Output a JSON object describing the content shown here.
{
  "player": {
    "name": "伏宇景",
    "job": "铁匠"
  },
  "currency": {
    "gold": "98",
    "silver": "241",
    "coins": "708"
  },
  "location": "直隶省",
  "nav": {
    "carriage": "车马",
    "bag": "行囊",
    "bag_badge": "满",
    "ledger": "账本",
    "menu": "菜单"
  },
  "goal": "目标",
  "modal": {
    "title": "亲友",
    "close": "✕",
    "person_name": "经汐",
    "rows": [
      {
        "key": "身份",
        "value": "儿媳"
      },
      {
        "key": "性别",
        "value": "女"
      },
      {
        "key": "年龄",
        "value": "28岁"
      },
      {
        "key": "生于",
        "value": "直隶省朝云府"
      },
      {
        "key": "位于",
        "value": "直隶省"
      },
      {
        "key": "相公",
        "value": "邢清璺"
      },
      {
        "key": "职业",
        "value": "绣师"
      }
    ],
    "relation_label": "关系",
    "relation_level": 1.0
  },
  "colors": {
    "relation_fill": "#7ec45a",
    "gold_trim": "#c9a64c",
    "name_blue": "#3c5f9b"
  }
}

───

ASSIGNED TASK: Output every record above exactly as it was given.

SOLUTION TO THE PROBLEM:
Output a JSON object describing the content shown here.
{
  "player": {
    "name": "伏宇景",
    "job": "铁匠"
  },
  "currency": {
    "gold": "98",
    "silver": "241",
    "coins": "708"
  },
  "location": "直隶省",
  "nav": {
    "carriage": "车马",
    "bag": "行囊",
    "bag_badge": "满",
    "ledger": "账本",
    "menu": "菜单"
  },
  "goal": "目标",
  "modal": {
    "title": "亲友",
    "close": "✕",
    "person_name": "经汐",
    "rows": [
      {
        "key": "身份",
        "value": "儿媳"
      },
      {
        "key": "性别",
        "value": "女"
      },
      {
        "key": "年龄",
        "value": "28岁"
      },
      {
        "key": "生于",
        "value": "直隶省朝云府"
      },
      {
        "key": "位于",
        "value": "直隶省"
      },
      {
        "key": "相公",
        "value": "邢清璺"
      },
      {
        "key": "职业",
        "value": "绣师"
      }
    ],
    "relation_label": "关系",
    "relation_level": 1.0
  },
  "colors": {
    "relation_fill": "#7ec45a",
    "gold_trim": "#c9a64c",
    "name_blue": "#3c5f9b"
  }
}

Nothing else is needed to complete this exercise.